> **Collected data**
● ● ● ● ●

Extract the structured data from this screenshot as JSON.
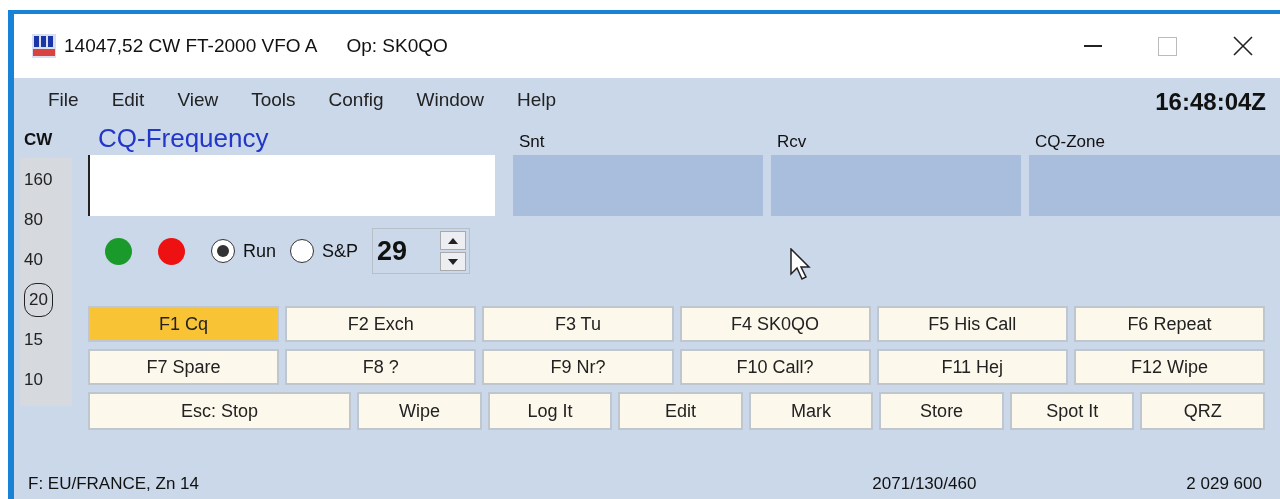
{
  "window": {
    "title": "14047,52 CW FT-2000 VFO A",
    "operator": "Op: SK0QO"
  },
  "menu": [
    "File",
    "Edit",
    "View",
    "Tools",
    "Config",
    "Window",
    "Help"
  ],
  "clock": "16:48:04Z",
  "mode": "CW",
  "bands": [
    {
      "label": "160",
      "selected": false
    },
    {
      "label": "80",
      "selected": false
    },
    {
      "label": "40",
      "selected": false
    },
    {
      "label": "20",
      "selected": true
    },
    {
      "label": "15",
      "selected": false
    },
    {
      "label": "10",
      "selected": false
    }
  ],
  "entry_fields": [
    {
      "label": "CQ-Frequency",
      "kind": "main"
    },
    {
      "label": "Snt",
      "kind": "exchange"
    },
    {
      "label": "Rcv",
      "kind": "exchange"
    },
    {
      "label": "CQ-Zone",
      "kind": "exchange"
    }
  ],
  "indicators": [
    {
      "color": "#1a9a2a"
    },
    {
      "color": "#ee1111"
    }
  ],
  "radios": [
    {
      "label": "Run",
      "selected": true
    },
    {
      "label": "S&P",
      "selected": false
    }
  ],
  "spinner": {
    "value": "29"
  },
  "function_keys": [
    {
      "label": "F1 Cq",
      "selected": true
    },
    {
      "label": "F2 Exch",
      "selected": false
    },
    {
      "label": "F3 Tu",
      "selected": false
    },
    {
      "label": "F4 SK0QO",
      "selected": false
    },
    {
      "label": "F5 His Call",
      "selected": false
    },
    {
      "label": "F6 Repeat",
      "selected": false
    },
    {
      "label": "F7 Spare",
      "selected": false
    },
    {
      "label": "F8 ?",
      "selected": false
    },
    {
      "label": "F9 Nr?",
      "selected": false
    },
    {
      "label": "F10 Call?",
      "selected": false
    },
    {
      "label": "F11 Hej",
      "selected": false
    },
    {
      "label": "F12 Wipe",
      "selected": false
    }
  ],
  "action_buttons": [
    {
      "label": "Esc: Stop",
      "kind": "wide"
    },
    {
      "label": "Wipe",
      "kind": "normal"
    },
    {
      "label": "Log It",
      "kind": "normal"
    },
    {
      "label": "Edit",
      "kind": "normal"
    },
    {
      "label": "Mark",
      "kind": "normal"
    },
    {
      "label": "Store",
      "kind": "normal"
    },
    {
      "label": "Spot It",
      "kind": "normal"
    },
    {
      "label": "QRZ",
      "kind": "normal"
    }
  ],
  "status_bar": {
    "left": "F: EU/FRANCE, Zn 14",
    "center": "2071/130/460",
    "right": "2 029 600"
  }
}
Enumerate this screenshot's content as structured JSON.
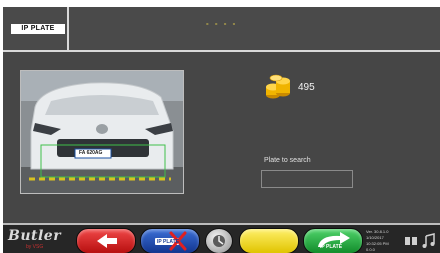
{
  "header": {
    "tab_label": "IP PLATE",
    "status_indicator": "- - - -"
  },
  "main": {
    "camera_feed": {
      "icon": "car-camera-image",
      "plate_text": "FA 620AG"
    },
    "credits": {
      "icon": "coins-icon",
      "count": "495"
    },
    "plate_search": {
      "label": "Plate to search",
      "value": ""
    }
  },
  "footer": {
    "brand": "Butler",
    "brand_sub": "by VSG",
    "buttons": [
      {
        "name": "back",
        "icon": "arrow-left-icon",
        "color": "#d42020"
      },
      {
        "name": "cancel",
        "icon": "cancel-cross-icon",
        "text": "IP PLATE",
        "color": "#2350b8"
      },
      {
        "name": "reset",
        "icon": "round-button-icon",
        "color": "#b0b0b0"
      },
      {
        "name": "empty",
        "icon": "blank",
        "color": "#f3dc1e"
      },
      {
        "name": "confirm",
        "icon": "arrow-right-curved-icon",
        "text": "IP PLATE",
        "color": "#2fb34a"
      }
    ],
    "info_lines": [
      "Ver. 30.8.1.0",
      "1/10/2017",
      "10:32:05 PM",
      "0.0.0"
    ],
    "tray_icons": [
      "network-icon",
      "music-icon"
    ]
  }
}
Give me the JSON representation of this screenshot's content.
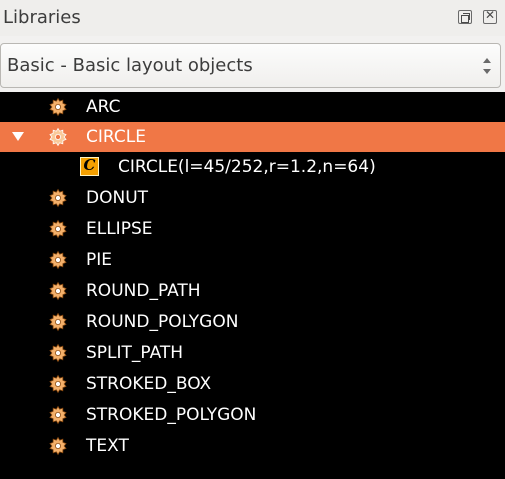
{
  "panel": {
    "title": "Libraries"
  },
  "library_select": {
    "value": "Basic - Basic layout objects"
  },
  "tree": {
    "items": [
      {
        "label": "ARC",
        "icon": "gear-icon",
        "expanded": false,
        "selected": false
      },
      {
        "label": "CIRCLE",
        "icon": "gear-icon",
        "expanded": true,
        "selected": true,
        "children": [
          {
            "label": "CIRCLE(l=45/252,r=1.2,n=64)",
            "icon": "c-component-icon",
            "icon_letter": "C"
          }
        ]
      },
      {
        "label": "DONUT",
        "icon": "gear-icon",
        "expanded": false,
        "selected": false
      },
      {
        "label": "ELLIPSE",
        "icon": "gear-icon",
        "expanded": false,
        "selected": false
      },
      {
        "label": "PIE",
        "icon": "gear-icon",
        "expanded": false,
        "selected": false
      },
      {
        "label": "ROUND_PATH",
        "icon": "gear-icon",
        "expanded": false,
        "selected": false
      },
      {
        "label": "ROUND_POLYGON",
        "icon": "gear-icon",
        "expanded": false,
        "selected": false
      },
      {
        "label": "SPLIT_PATH",
        "icon": "gear-icon",
        "expanded": false,
        "selected": false
      },
      {
        "label": "STROKED_BOX",
        "icon": "gear-icon",
        "expanded": false,
        "selected": false
      },
      {
        "label": "STROKED_POLYGON",
        "icon": "gear-icon",
        "expanded": false,
        "selected": false
      },
      {
        "label": "TEXT",
        "icon": "gear-icon",
        "expanded": false,
        "selected": false
      }
    ]
  },
  "colors": {
    "selection": "#f07746",
    "tree_background": "#000000",
    "gear_fill": "#f4b06a",
    "component_icon": "#f5a000"
  }
}
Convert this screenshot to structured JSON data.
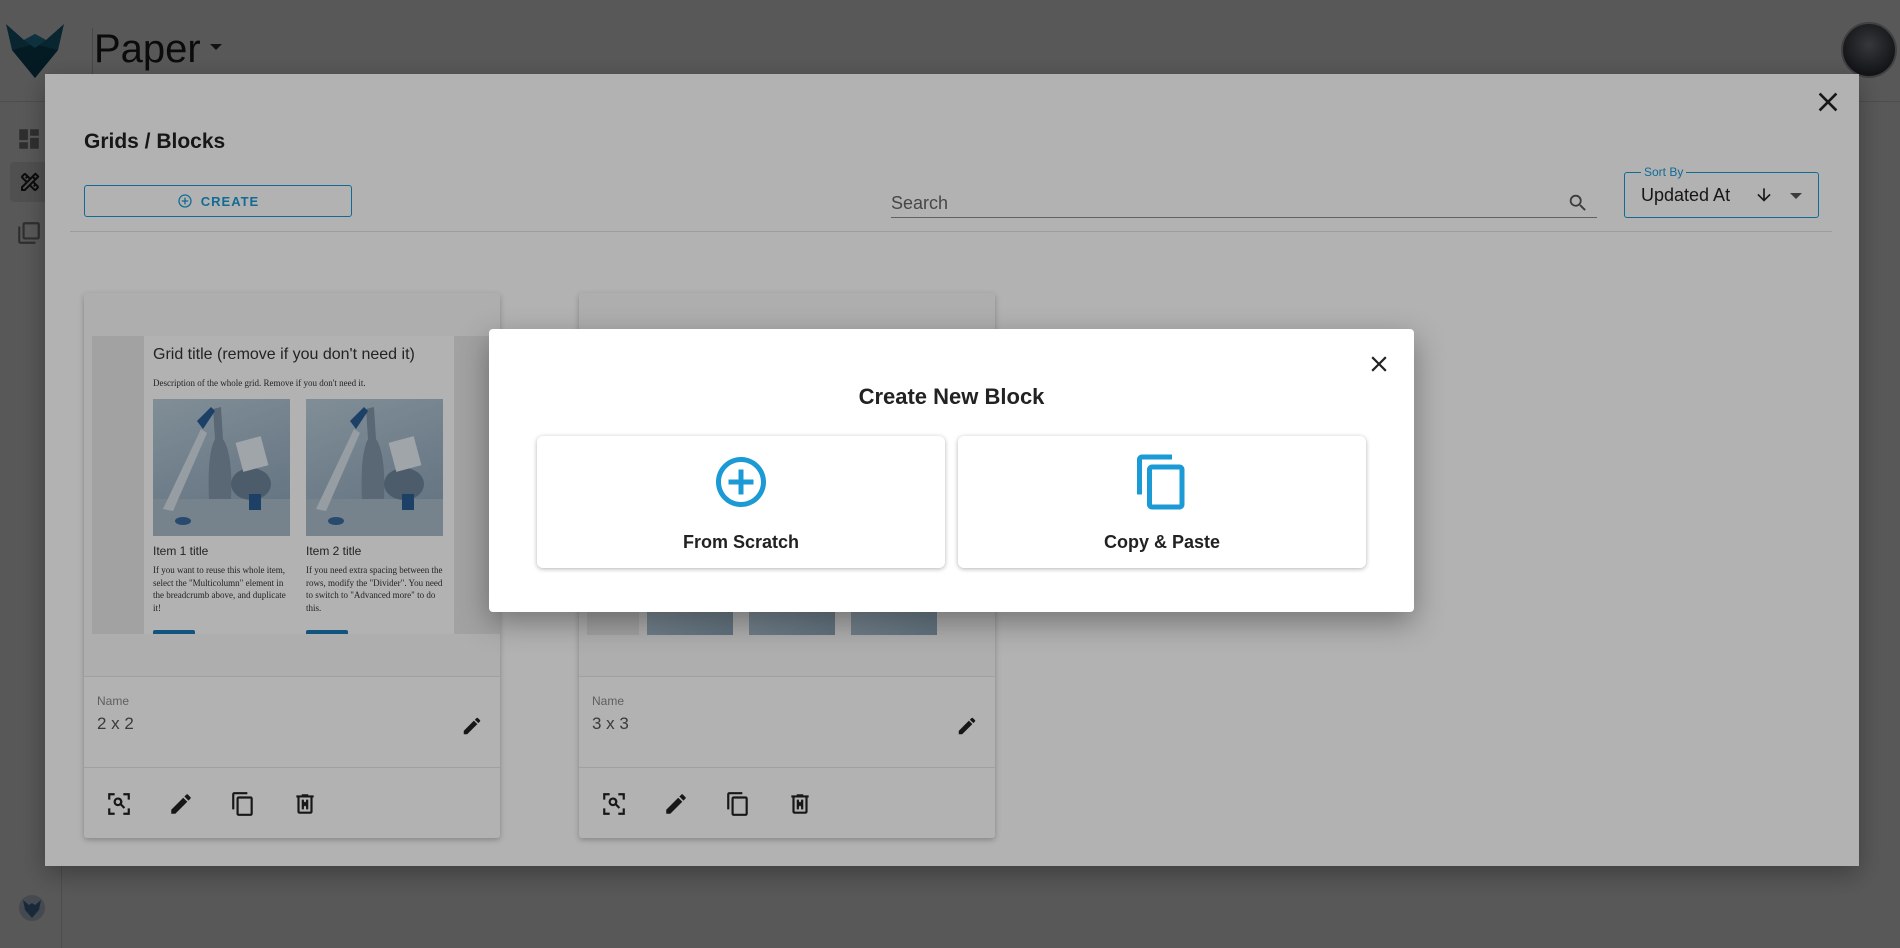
{
  "app": {
    "title": "Paper"
  },
  "library": {
    "title": "Grids / Blocks",
    "create_label": "CREATE",
    "search_placeholder": "Search",
    "sort": {
      "legend": "Sort By",
      "value": "Updated At",
      "direction": "descending"
    }
  },
  "cards": [
    {
      "name_label": "Name",
      "name": "2 x 2",
      "preview": {
        "title": "Grid title (remove if you don't need it)",
        "description": "Description of the whole grid. Remove if you don't need it.",
        "items": [
          {
            "title": "Item 1 title",
            "text": "If you want to reuse this whole item, select the \"Multicolumn\" element in the breadcrumb above, and duplicate it!"
          },
          {
            "title": "Item 2 title",
            "text": "If you need extra spacing between the rows, modify the \"Divider\". You need to switch to \"Advanced more\" to do this."
          }
        ]
      }
    },
    {
      "name_label": "Name",
      "name": "3 x 3"
    }
  ],
  "modal": {
    "title": "Create New Block",
    "options": [
      {
        "label": "From Scratch",
        "icon": "add-circle-icon"
      },
      {
        "label": "Copy & Paste",
        "icon": "copy-icon"
      }
    ]
  },
  "colors": {
    "accent": "#1b9ad6",
    "backdrop": "rgba(0,0,0,0.5)"
  }
}
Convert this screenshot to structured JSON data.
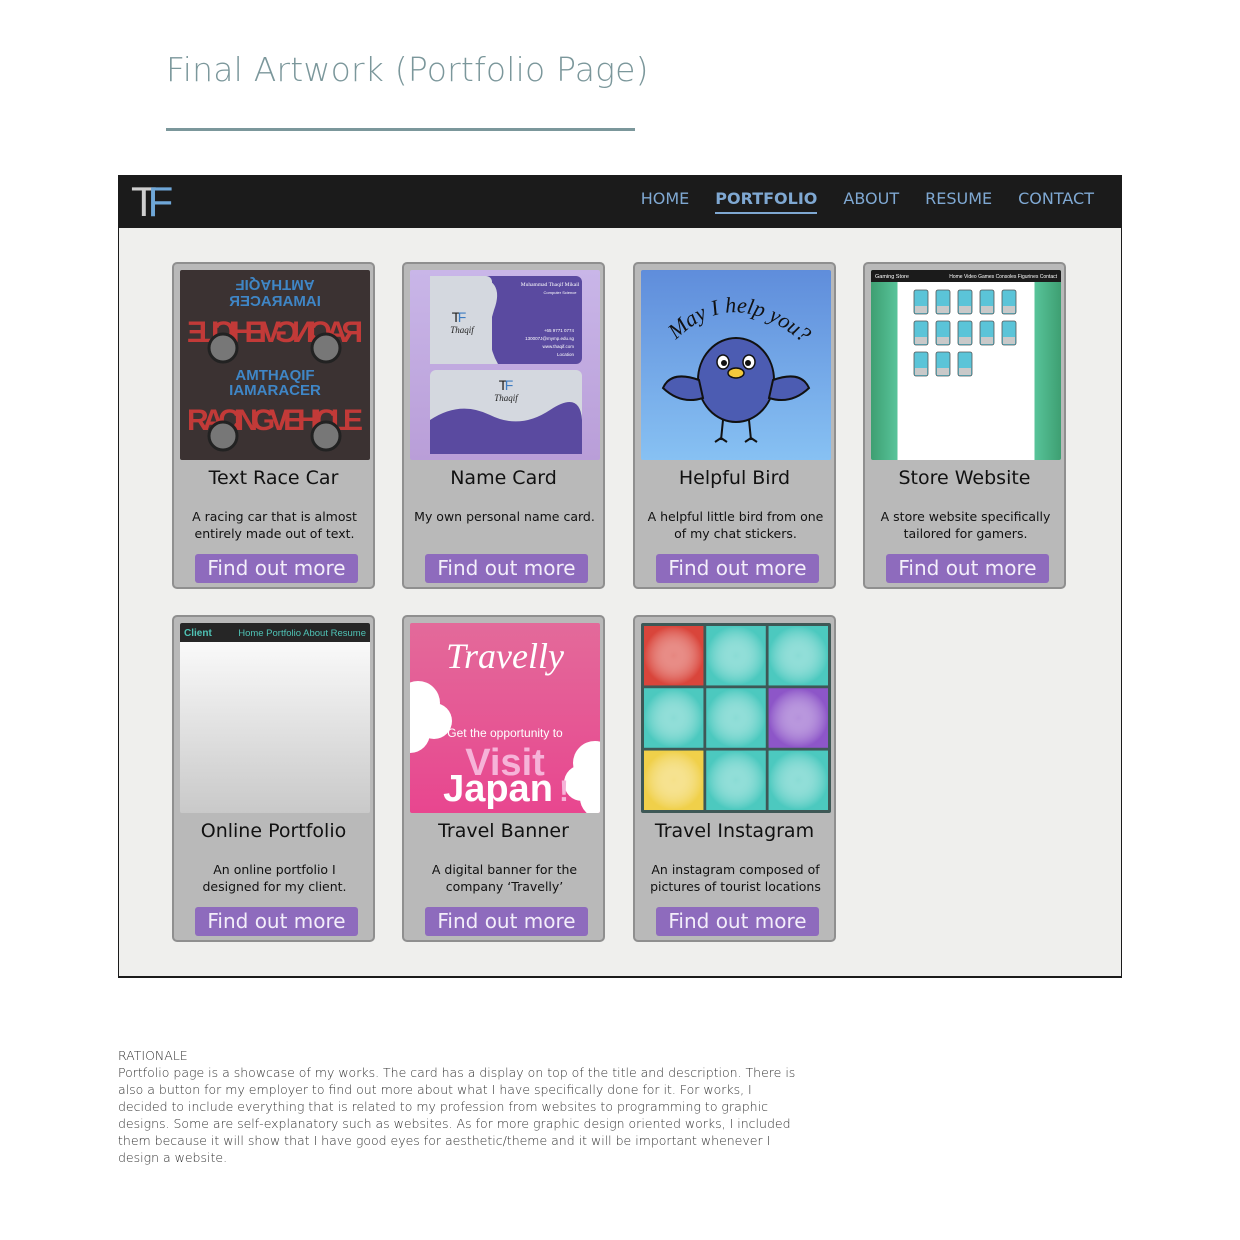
{
  "heading": "Final Artwork (Portfolio Page)",
  "colors": {
    "heading": "#7b979b",
    "navbar": "#1b1b1b",
    "nav_link": "#7fa8d2",
    "card_bg": "#b9b9b9",
    "button": "#8e6bbd",
    "page_bg": "#efefed"
  },
  "mockup": {
    "logo": {
      "t": "T",
      "f": "F"
    },
    "nav": [
      {
        "label": "HOME",
        "active": false
      },
      {
        "label": "PORTFOLIO",
        "active": true
      },
      {
        "label": "ABOUT",
        "active": false
      },
      {
        "label": "RESUME",
        "active": false
      },
      {
        "label": "CONTACT",
        "active": false
      }
    ],
    "cards": [
      {
        "title": "Text Race Car",
        "desc": "A racing car that is almost entirely made out of text.",
        "button": "Find out more",
        "art": {
          "top1": "AMTHAQIF",
          "top2": "IAMARACER",
          "big": "RACINGVEHICLE"
        }
      },
      {
        "title": "Name Card",
        "desc": "My own personal name card.",
        "button": "Find out more",
        "art": {
          "name": "Muhammad Thaqif Mikail",
          "role": "Computer Science",
          "logo_text": "Thaqif",
          "phone": "+65 9771 0774",
          "email": "130007J@mymp.edu.sg",
          "web": "www.thaqif.com",
          "location": "Location"
        }
      },
      {
        "title": "Helpful Bird",
        "desc": "A helpful little bird from one of my chat stickers.",
        "button": "Find out more",
        "art": {
          "caption": "May I help you?"
        }
      },
      {
        "title": "Store Website",
        "desc": "A store website specifically tailored for gamers.",
        "button": "Find out more",
        "art": {
          "brand": "Gaming Store",
          "menu": "Home  Video Games  Consoles  Figurines  Contact"
        }
      },
      {
        "title": "Online Portfolio",
        "desc": "An online portfolio I designed for my client.",
        "button": "Find out more",
        "art": {
          "brand": "Client",
          "menu": "Home Portfolio About Resume"
        }
      },
      {
        "title": "Travel Banner",
        "desc": "A digital banner for the company ‘Travelly’",
        "button": "Find out more",
        "art": {
          "brand": "Travelly",
          "line1": "Get the opportunity to",
          "line2": "Visit",
          "line3": "Japan",
          "bang": "!"
        }
      },
      {
        "title": "Travel Instagram",
        "desc": "An instagram composed of pictures of tourist locations",
        "button": "Find out more",
        "art": {
          "tiles": [
            "#d9453b",
            "#4cc9bf",
            "#4cc9bf",
            "#4cc9bf",
            "#4cc9bf",
            "#8d56c8",
            "#f0d04a",
            "#4cc9bf",
            "#4cc9bf"
          ]
        }
      }
    ]
  },
  "rationale": {
    "title": "RATIONALE",
    "body": "Portfolio page is a showcase of my works. The card has a display on top of the title and description. There is also a button for my employer to find out more about what I have specifically done for it. For works, I decided to include everything that is related to my profession from websites to programming to graphic designs. Some are self-explanatory such as websites. As for more graphic design oriented works, I included them because it will show that I have good eyes for aesthetic/theme and it will be important whenever I design a website."
  }
}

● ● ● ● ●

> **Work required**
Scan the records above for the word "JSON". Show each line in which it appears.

> **Worked solution**
Extract the structured data from this screenshot as JSON.
Enumerate this screenshot's content as structured JSON.
Give me the JSON representation of this screenshot's content.
Convert this screenshot to structured JSON data.
Convert this screenshot to structured JSON data.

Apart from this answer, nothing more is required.